He can now say he is one of the best mountain bikers in the world; winning a bronze medal in the under-23 men’s cross-country race at the UCI Mountain Bike World Championships in Andorra just last week.
This year he also won gold in the under-23 men’s UCI Mountain Bike XC World Cup and silver in the under-23 men’s UEC Mountain Bike XC Championships. What a year!
It is of course Grant Ferguson.
The 21 year old from Peebles, who is part of Bart-Brentjens Mountain bike racing team, has come a long way since he joined his local kids club at Glentress 15 years ago:
“When I started there were no formal trails, bike shop or coffee shop at Glentress and over the years I have seen the place change and develop into what it is today.
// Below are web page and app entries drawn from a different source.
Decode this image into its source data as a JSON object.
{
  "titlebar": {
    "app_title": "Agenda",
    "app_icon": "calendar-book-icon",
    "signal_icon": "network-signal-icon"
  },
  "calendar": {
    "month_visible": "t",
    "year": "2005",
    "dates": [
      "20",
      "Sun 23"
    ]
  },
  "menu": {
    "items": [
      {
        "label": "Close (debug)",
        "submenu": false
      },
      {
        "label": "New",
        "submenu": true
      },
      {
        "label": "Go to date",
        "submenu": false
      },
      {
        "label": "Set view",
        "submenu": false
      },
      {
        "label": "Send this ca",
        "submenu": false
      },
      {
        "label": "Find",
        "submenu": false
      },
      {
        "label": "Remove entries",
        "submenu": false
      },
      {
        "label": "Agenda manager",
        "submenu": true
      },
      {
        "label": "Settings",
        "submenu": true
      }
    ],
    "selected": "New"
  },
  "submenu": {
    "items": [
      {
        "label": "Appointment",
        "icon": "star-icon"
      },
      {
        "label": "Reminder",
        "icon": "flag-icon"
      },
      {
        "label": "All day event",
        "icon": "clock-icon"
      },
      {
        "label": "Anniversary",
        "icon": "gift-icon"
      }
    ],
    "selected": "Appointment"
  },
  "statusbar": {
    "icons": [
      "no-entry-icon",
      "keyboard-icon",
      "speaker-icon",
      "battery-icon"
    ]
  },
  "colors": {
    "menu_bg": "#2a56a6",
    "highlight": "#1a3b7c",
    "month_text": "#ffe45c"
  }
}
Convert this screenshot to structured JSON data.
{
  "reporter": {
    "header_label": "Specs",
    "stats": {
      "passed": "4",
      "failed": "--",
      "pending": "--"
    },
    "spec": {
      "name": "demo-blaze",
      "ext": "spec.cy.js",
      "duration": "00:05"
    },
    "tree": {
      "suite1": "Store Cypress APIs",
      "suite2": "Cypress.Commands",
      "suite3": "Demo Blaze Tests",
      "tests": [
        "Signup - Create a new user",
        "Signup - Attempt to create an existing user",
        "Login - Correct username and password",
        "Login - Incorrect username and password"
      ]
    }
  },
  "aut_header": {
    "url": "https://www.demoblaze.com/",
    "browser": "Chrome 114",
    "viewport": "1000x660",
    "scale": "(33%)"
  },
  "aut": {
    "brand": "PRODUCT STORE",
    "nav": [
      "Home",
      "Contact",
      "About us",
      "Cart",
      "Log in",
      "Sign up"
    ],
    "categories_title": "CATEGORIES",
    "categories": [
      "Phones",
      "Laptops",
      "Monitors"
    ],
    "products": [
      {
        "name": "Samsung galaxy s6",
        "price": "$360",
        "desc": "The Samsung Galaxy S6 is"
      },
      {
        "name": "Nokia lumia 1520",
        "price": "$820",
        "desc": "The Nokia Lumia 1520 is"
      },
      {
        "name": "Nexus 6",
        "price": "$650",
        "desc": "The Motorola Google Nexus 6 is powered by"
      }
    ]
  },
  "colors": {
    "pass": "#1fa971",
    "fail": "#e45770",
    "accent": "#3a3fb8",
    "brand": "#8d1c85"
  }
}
I was doing a lot of different sports at a young age but I became more interested in cycling because a lot of my friends also rode bikes.”
Grant was accepted on to British Cycling Olympic Development programme in November 2008 and went on to join the Academy Programme at the age of eighteen:
“As I finished junior and moved up to the elite category I was happy to get selected for British Cycling Academy Programme, which is a full-time programme based in Manchester. This was a new experience, as I had to move away from home and had to learn how to look after myself, cook, shop, washing etc. That took a bit of time but I soon learnt the essentials! As I was now a full-time cyclist it meant there was a big increase in my training compared to when I was at school and I had to learn to manage this and there was a lot more travel to different training camps and races, which was something I also had to learn to deal with.”
He had his first world cup podium result when, in April 2014, he won bronze at the UCI Mountain Bike World Cup in Pietermaritzburg in the under-23 men's category cross country event.
Grant was also selected to represent Scotland in the 2014 Commonwealth Games, where he finished in fifth place in the men's cross-country race at Cathkin Braes Country Park.
Mountain biking is definitely his sport, however like many elite cyclists – Grant started off by trying many different types of racing:
“As I started out I was racing many different types of bike races such as track, cross, TT's, road and mtb, which I think added a lot of variety to me as a bike rider. There was a lot of support available as I grew up especially from Scottish Cycling with different race trips and camps, which were a great place to learn different things about the sport. I also received support from Scottish Borders Council and Braveheart, which was a massive help for my family to help attend races.”
Scotland has produced some amazing cyclists over the years from Chris Hoy and Craig McLean to Katie Archibald and Grant Ferguson; however he says is not all about medals:
“I think that it is important to enjoy riding your bike and have fun. It is also important to learn skills at a young age, as it is a very useful thing when it comes to racing some of the technical XC tracks throughout the World. I think that youth racing in Scotland is good but if I compare it to youth mountain bike races in Europe where there are 200 people lining up, I think that this is an advantage to them but the more people we have riding a bike and racing at a younger age the better.”